If you were to suggest to most Americans that certain government agencies either should not exist, or should be dramatically scaled back, chances are good you’d either get some weird stares, or stern insistence that life as we know it would end without such agencies.
Granted, some level of bureaucracy is necessary for a modern society, but in all honesty, many of us have been conditioned by media, academia and governments themselves to believe that without the heavy hand of regulation, the world as we know it would end, and end badly.
But just as requiring doctors, lawyers, hair stylists and mechanics to have all sorts of government licensing and certifications has not ended malpractice or poor legal representation and bad service, the existence of a plethora of government agencies micromanaging every aspect of our lives hasn’t led to flawless representation either.
What’s more, many of the same agencies exist at the federal, state and local levels, with responsibilities overlapping so much, that sometimes no one knows who is in charge.
When agencies no longer function as designed, they become useless
Take the still-unfolding lead water scandal in Flint, Michigan. It’s easy to blame city and state environmental control and water quality officials for switching the city’s water supply to a polluted source, while failing to ensure that water was properly treated and sanitized. But the federal agency that is supposed to oversee state and local environmental operations failed miserably in its role, and yet no one has really been held to account for those failures, even though some state and local officials have already been charged with criminal conduct by the Michigan attorney general’s office.

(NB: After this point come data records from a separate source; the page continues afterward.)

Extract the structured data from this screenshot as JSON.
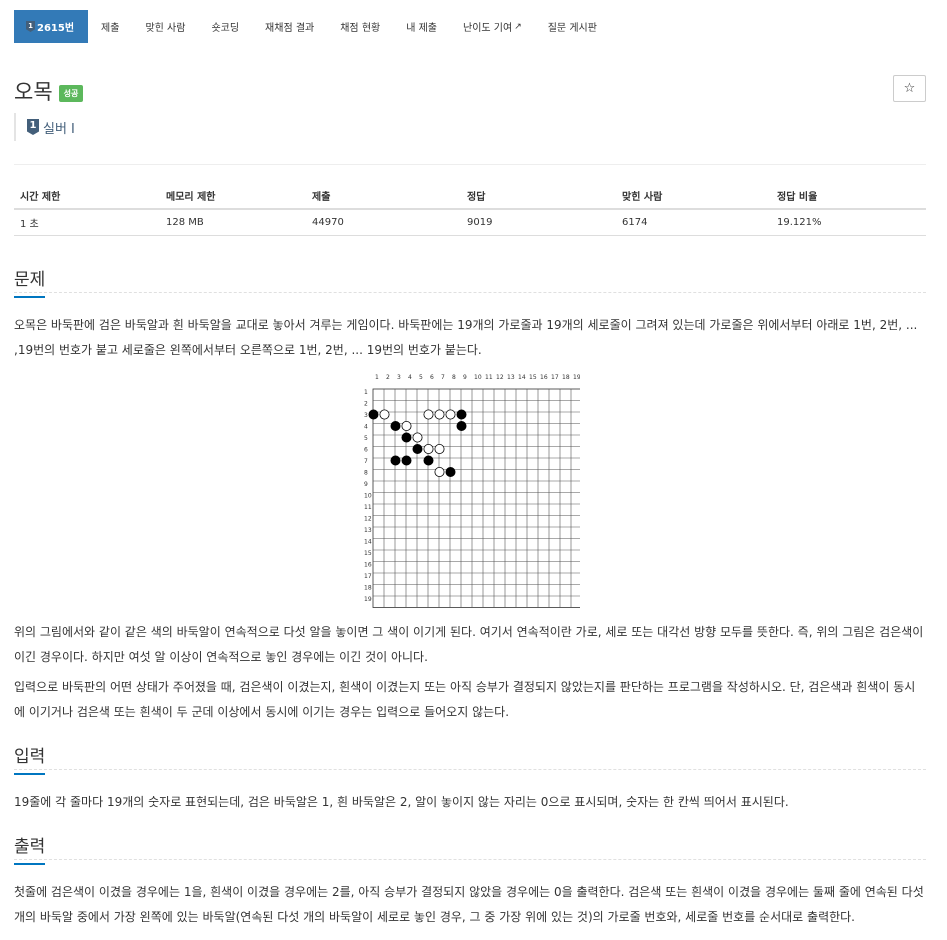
{
  "nav": {
    "problem_tab": "2615번",
    "tabs": [
      "제출",
      "맞힌 사람",
      "숏코딩",
      "재채점 결과",
      "채점 현황",
      "내 제출",
      "난이도 기여",
      "질문 게시판"
    ]
  },
  "problem": {
    "title": "오목",
    "status_badge": "성공",
    "tier_number": "1",
    "tier_label": "실버 I",
    "star_icon": "☆"
  },
  "stats": {
    "headers": [
      "시간 제한",
      "메모리 제한",
      "제출",
      "정답",
      "맞힌 사람",
      "정답 비율"
    ],
    "values": [
      "1 초",
      "128 MB",
      "44970",
      "9019",
      "6174",
      "19.121%"
    ]
  },
  "sections": {
    "problem_heading": "문제",
    "problem_text_1": "오목은 바둑판에 검은 바둑알과 흰 바둑알을 교대로 놓아서 겨루는 게임이다. 바둑판에는 19개의 가로줄과 19개의 세로줄이 그려져 있는데 가로줄은 위에서부터 아래로 1번, 2번, ... ,19번의 번호가 붙고 세로줄은 왼쪽에서부터 오른쪽으로 1번, 2번, ... 19번의 번호가 붙는다.",
    "problem_text_2": "위의 그림에서와 같이 같은 색의 바둑알이 연속적으로 다섯 알을 놓이면 그 색이 이기게 된다. 여기서 연속적이란 가로, 세로 또는 대각선 방향 모두를 뜻한다. 즉, 위의 그림은 검은색이 이긴 경우이다. 하지만 여섯 알 이상이 연속적으로 놓인 경우에는 이긴 것이 아니다.",
    "problem_text_3": "입력으로 바둑판의 어떤 상태가 주어졌을 때, 검은색이 이겼는지, 흰색이 이겼는지 또는 아직 승부가 결정되지 않았는지를 판단하는 프로그램을 작성하시오. 단, 검은색과 흰색이 동시에 이기거나 검은색 또는 흰색이 두 군데 이상에서 동시에 이기는 경우는 입력으로 들어오지 않는다.",
    "input_heading": "입력",
    "input_text": "19줄에 각 줄마다 19개의 숫자로 표현되는데, 검은 바둑알은 1, 흰 바둑알은 2, 알이 놓이지 않는 자리는 0으로 표시되며, 숫자는 한 칸씩 띄어서 표시된다.",
    "output_heading": "출력",
    "output_text": "첫줄에 검은색이 이겼을 경우에는 1을, 흰색이 이겼을 경우에는 2를, 아직 승부가 결정되지 않았을 경우에는 0을 출력한다. 검은색 또는 흰색이 이겼을 경우에는 둘째 줄에 연속된 다섯 개의 바둑알 중에서 가장 왼쪽에 있는 바둑알(연속된 다섯 개의 바둑알이 세로로 놓인 경우, 그 중 가장 위에 있는 것)의 가로줄 번호와, 세로줄 번호를 순서대로 출력한다."
  },
  "board": {
    "size": 19,
    "black": [
      [
        3,
        1
      ],
      [
        3,
        9
      ],
      [
        4,
        3
      ],
      [
        4,
        9
      ],
      [
        5,
        4
      ],
      [
        6,
        5
      ],
      [
        7,
        3
      ],
      [
        7,
        4
      ],
      [
        7,
        6
      ],
      [
        8,
        8
      ]
    ],
    "white": [
      [
        3,
        2
      ],
      [
        3,
        6
      ],
      [
        3,
        7
      ],
      [
        3,
        8
      ],
      [
        4,
        4
      ],
      [
        5,
        5
      ],
      [
        6,
        6
      ],
      [
        6,
        7
      ],
      [
        8,
        7
      ]
    ]
  }
}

Because you see, that is another problem with too much bureaucracy: Even though it is vital to a modern society (and ensuring that we are drinking clean water most definitely counts as “vital”), when that bureaucracy cannot hold itself accountable to the very people it supposedly serves, then we have a problem with an agency not really fulfilling its obligations to the people.
In the Flint case, in fact, local, state and federal environmental officials basically conspired to cover up the fact that the water was contaminated with levels of lead many thousands of times higher than federal limits, because officials at all three levels of government knew there was a problem – but chose not to act until the news broke in the media.

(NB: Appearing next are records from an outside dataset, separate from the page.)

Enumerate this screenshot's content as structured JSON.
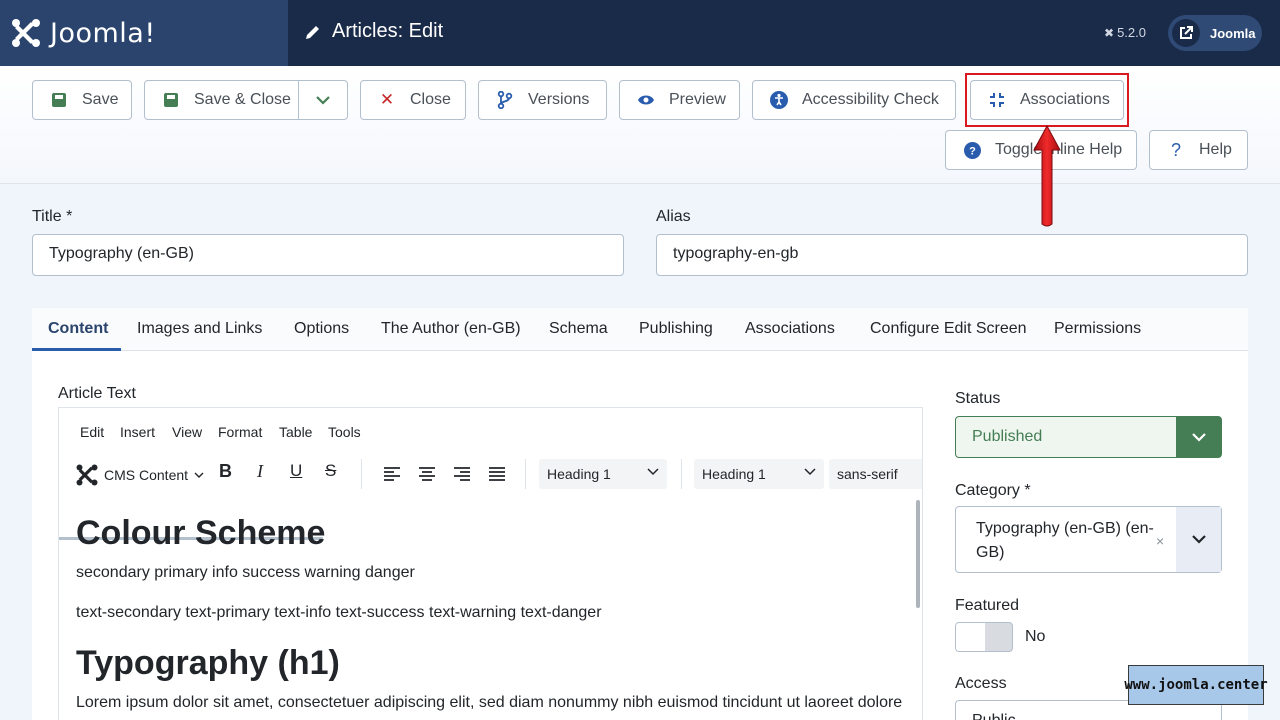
{
  "header": {
    "brand": "Joomla!",
    "title": "Articles: Edit",
    "version": "5.2.0",
    "user_label": "Joomla"
  },
  "toolbar": {
    "save": "Save",
    "save_close": "Save & Close",
    "close": "Close",
    "versions": "Versions",
    "preview": "Preview",
    "accessibility": "Accessibility Check",
    "associations": "Associations",
    "toggle_help": "Toggle Inline Help",
    "help": "Help"
  },
  "form": {
    "title_label": "Title *",
    "title_value": "Typography (en-GB)",
    "alias_label": "Alias",
    "alias_value": "typography-en-gb"
  },
  "tabs": [
    "Content",
    "Images and Links",
    "Options",
    "The Author (en-GB)",
    "Schema",
    "Publishing",
    "Associations",
    "Configure Edit Screen",
    "Permissions"
  ],
  "editor": {
    "label": "Article Text",
    "menu": [
      "Edit",
      "Insert",
      "View",
      "Format",
      "Table",
      "Tools"
    ],
    "cms_content": "CMS Content",
    "block_format": "Heading 1",
    "style_format": "Heading 1",
    "font": "sans-serif",
    "content": {
      "h1_a": "Colour Scheme",
      "p1": "secondary primary info success warning danger",
      "p2": "text-secondary text-primary text-info text-success text-warning text-danger",
      "h1_b": "Typography (h1)",
      "p3": "Lorem ipsum dolor sit amet, consectetuer adipiscing elit, sed diam nonummy nibh euismod tincidunt ut laoreet dolore"
    }
  },
  "sidebar": {
    "status_label": "Status",
    "status_value": "Published",
    "category_label": "Category *",
    "category_value": "Typography (en-GB) (en-GB)",
    "featured_label": "Featured",
    "featured_value": "No",
    "access_label": "Access",
    "access_value": "Public"
  },
  "watermark": "www.joomla.center",
  "colors": {
    "header_bg": "#1a2b49",
    "brand_bg": "#2a446d",
    "success": "#457d54",
    "highlight": "#d9191f"
  }
}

What good are all the agencies and departments if the personnel who run them are unaccountable? While state and local officials may be held to account, the Environmental Protection Agency regional director, Susan Hedman, was simply allowed to resign, meaning she will likely still be eligible for a fat government (taxpayer) pension, even though she is partially responsible for poisoning scores of children with lead-tainted water in Flint. And what’s more, Flint is hardly the EPA’s only water failure.
The people can do a better job taking care of themselves
As Americans, we have a right to expect that the agencies and departments our tax money pays for are not working to actively circumvent laws, rules and regulations that were put in place to ensure the maximum level of public safety. Water rules that are being violated, when identified, should immediately be corrected, and the offending officials, if they have violated statutes or regulations, be held to account. The same applies to rules concerning air quality, factory and agricultural run-off, and any other environmental protections that were put in place to protect our health, preserve our land and ensure that we leave a viable country to the next generation.
That can’t – and doesn’t – happen when other considerations and concerns, be they political, ideological or financial, get in the way of bureaucrats and public servants doing the job they were hired or appointed to do. The bureaucracy, on some level, is necessary, but it ceases to be effective, and thus becomes unnecessary, when it no longer functions as designed.
It’s hard to say at this juncture where all the chips will fall with regard to the Flint water tragedy, but one thing has become clear: If we can’t trust our agencies at all levels of government to work as designed, then they are of no use to us.
Besides, who’s to say that We the People can’t take better care of ourselves?